Mujahid asserts that the Taliban meticulously planned the wave of attacks for two months without being foiled. He said that members even put together models of their targets so they could rehearse their attacks, secretly stored weapons and had help from agents within the Afghan security forces. He boasted that the Taliban’s planned spring offensive has not yet begun.
On the same day, 100-200 militants stormed a prison in Bannu, Pakistan and freed 384 prisoners. Among those released were 20 terrorists deemed “very dangerous,” including one who tried to kill former Pakistani President Musharraf. The circumstances surrounding the break-in strongly indicate that top Pakistani officials were involved. The fighting went on for two hours but no soldiers or police arrived. The huge group of armed militants was not stopped by the border guards at the tribal areas and passed police checkpoints and military installations on their way to the prison.
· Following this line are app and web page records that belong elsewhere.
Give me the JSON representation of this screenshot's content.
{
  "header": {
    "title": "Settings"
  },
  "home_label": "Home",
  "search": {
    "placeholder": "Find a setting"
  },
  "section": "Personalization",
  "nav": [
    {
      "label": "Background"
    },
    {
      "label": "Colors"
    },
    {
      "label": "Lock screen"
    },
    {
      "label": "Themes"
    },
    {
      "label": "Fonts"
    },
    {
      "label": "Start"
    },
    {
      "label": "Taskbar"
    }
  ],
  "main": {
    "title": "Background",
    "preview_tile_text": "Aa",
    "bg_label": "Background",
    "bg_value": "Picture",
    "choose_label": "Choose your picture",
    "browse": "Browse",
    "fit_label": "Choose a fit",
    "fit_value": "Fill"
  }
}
Sunday’s event did bring some good news. Although Afghan President Hamid Karzai admits there was an “intelligence failure” on the part of Afghanistan and NATO, the Afghan security forces responded quickly, efficiently, and mostly independently. They only received some support from NATO helicopters. Nearly 40 terrorists were killed versus 8 police officers. Only 5 civilians died. This is partially because the Taliban was not primarily targeting civilians, but the Afghans should be commended for avoiding significant casualties in a chaotic environment. In addition, a new study concludes that the Village Stability Operations that are helping local Afghans defend their communities are working.
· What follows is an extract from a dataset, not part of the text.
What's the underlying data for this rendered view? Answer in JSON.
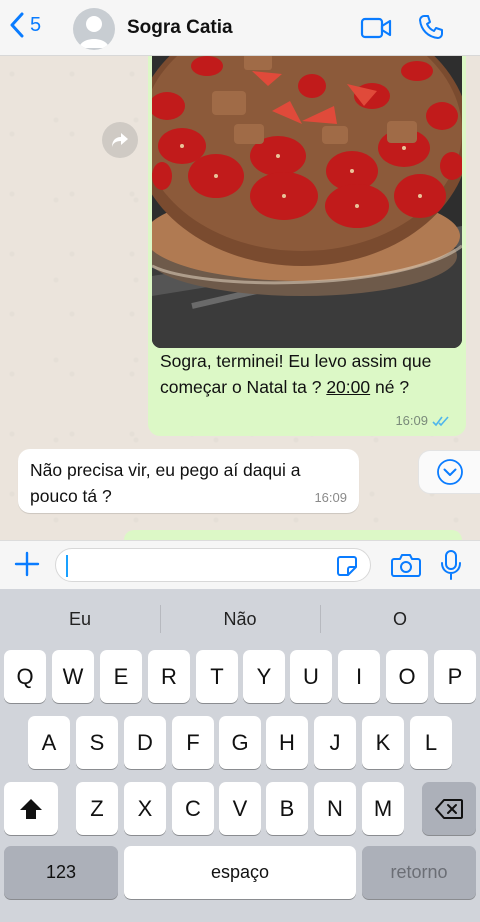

The final U.S.-led offensive in Afghanistan is about to begin. NATO and Afghan forces will seek to secure the routes to Kabul from the south and the east and to stop infiltration through the Pakistani border. A focal point will be Ghazni Province. Its governor told the U.S., “If you secure Andar [district], you have secured Ghazni, and you have secured Afghanistan.”
There is not much time to accomplish these formidable tasks. The U.S. is withdrawing an additional 23,000 soldiers by the end of September, leaving behind 68,000. The Obama administration is considering further reductions by the end of 2012. All foreign combat forces are supposed to leave by the end of 2014. Luckily, Afghanistan expects its security forces to be 352,000-strong by 2013 and their skills are improving.
There are many obstacles facing Afghanistan as foreign forces depart. The Taliban’s strength is estimated at about 25,000 and the Haqqani network is at about 10,000 members. Most of these fighters are safe in Pakistan and this doesn’t even include groups like Lashkar-e-Taiba. We now know that Iran stirred up the unrest following the breaking of the story about terrorist-owned Korans being accidentally disposed of. President Karzai is corrupt and it is very possible he’ll cut a deal with the Taliban or another anti-American force. There are power struggles between warlords that could escalate if a power vacuum opens up.
The primary mission of the U.S., however, is to stop the Taliban and like-minded terrorists from obtaining a base from which to target the West. The upcoming spring offensive will be decisive in completing that mission.
Ryan Mauro is a fellow with the Clarion Fund. He is the founder of WorldThreats.com and a frequent national security analyst for Fox News Channel.
This article appeared originally on FrontPageMag.com